→ EXERCISE INSTRUCTIONS
From the material below, copy each line that holds the word "icon".

* * * *

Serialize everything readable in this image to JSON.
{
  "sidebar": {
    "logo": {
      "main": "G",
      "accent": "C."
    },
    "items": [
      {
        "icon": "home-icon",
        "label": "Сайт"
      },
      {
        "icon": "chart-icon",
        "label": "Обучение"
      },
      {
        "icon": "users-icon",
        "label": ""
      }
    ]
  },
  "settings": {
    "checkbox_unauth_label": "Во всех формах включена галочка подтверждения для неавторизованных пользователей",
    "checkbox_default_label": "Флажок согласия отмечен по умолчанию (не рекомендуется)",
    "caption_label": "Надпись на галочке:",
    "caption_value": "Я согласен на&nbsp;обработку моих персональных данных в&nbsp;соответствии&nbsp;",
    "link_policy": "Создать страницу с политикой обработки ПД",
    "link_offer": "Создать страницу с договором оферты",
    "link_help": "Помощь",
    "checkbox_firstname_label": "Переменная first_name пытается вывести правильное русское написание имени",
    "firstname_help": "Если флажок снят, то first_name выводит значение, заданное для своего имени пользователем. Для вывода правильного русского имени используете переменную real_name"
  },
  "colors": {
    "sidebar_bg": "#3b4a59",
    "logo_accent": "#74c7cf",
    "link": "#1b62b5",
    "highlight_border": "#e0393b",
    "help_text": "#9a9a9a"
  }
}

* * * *

→ WRITTEN SOLUTION
        "icon": "home-icon",
        "icon": "chart-icon",
        "icon": "users-icon",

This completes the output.